Have you noticed something interesting about most filmed interviews by non-professionals (e.g. people that do not work in the media)? The non-professionals looks terrified. They are nervous, wooden, shifty, and look scared of the camera. This undermines the entire interview.
In fact, it undermines the entire tactic… perhaps even a huge percentage of the strategy.
Can you imagine going through all this effort, only for the interview to be ruined by the presenter?
This is a skills gap. The presenter has likely never been on camera before. They do not know the best body language to adopt, where to look, how long to look at the camera, what to do if they become uncomfortable, etc. They might not know that they need to exaggerate their personality to match the setting. This results in a wooden, underwhelming interview.

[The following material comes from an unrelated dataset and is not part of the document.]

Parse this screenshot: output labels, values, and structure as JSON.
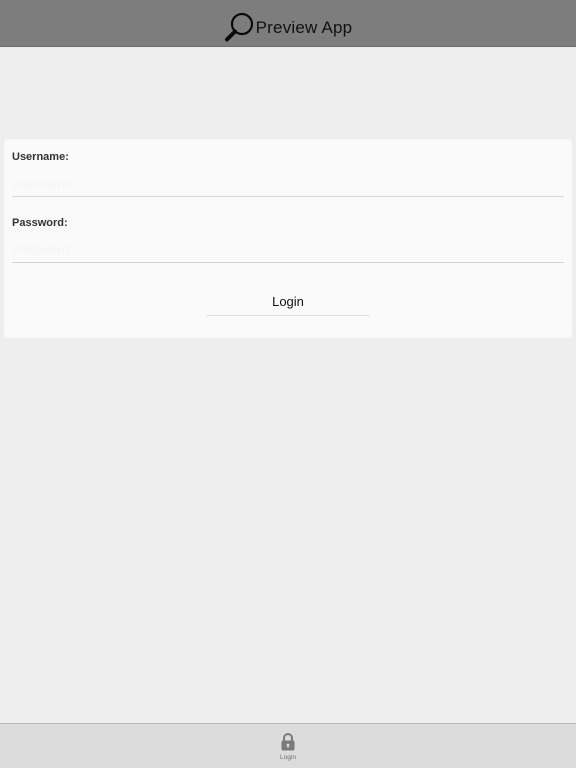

Along with knowledge gaps and resource gaps, skill gaps are one of the three gaps you need to fill before you execute a tactic. Too often, people overestimate their abilities and believe they can do something they have never done before really well. This is an arrogant (and, unfortunately, common) mistake to make.
You can correct this by identifying your skill gaps and taking action to close them.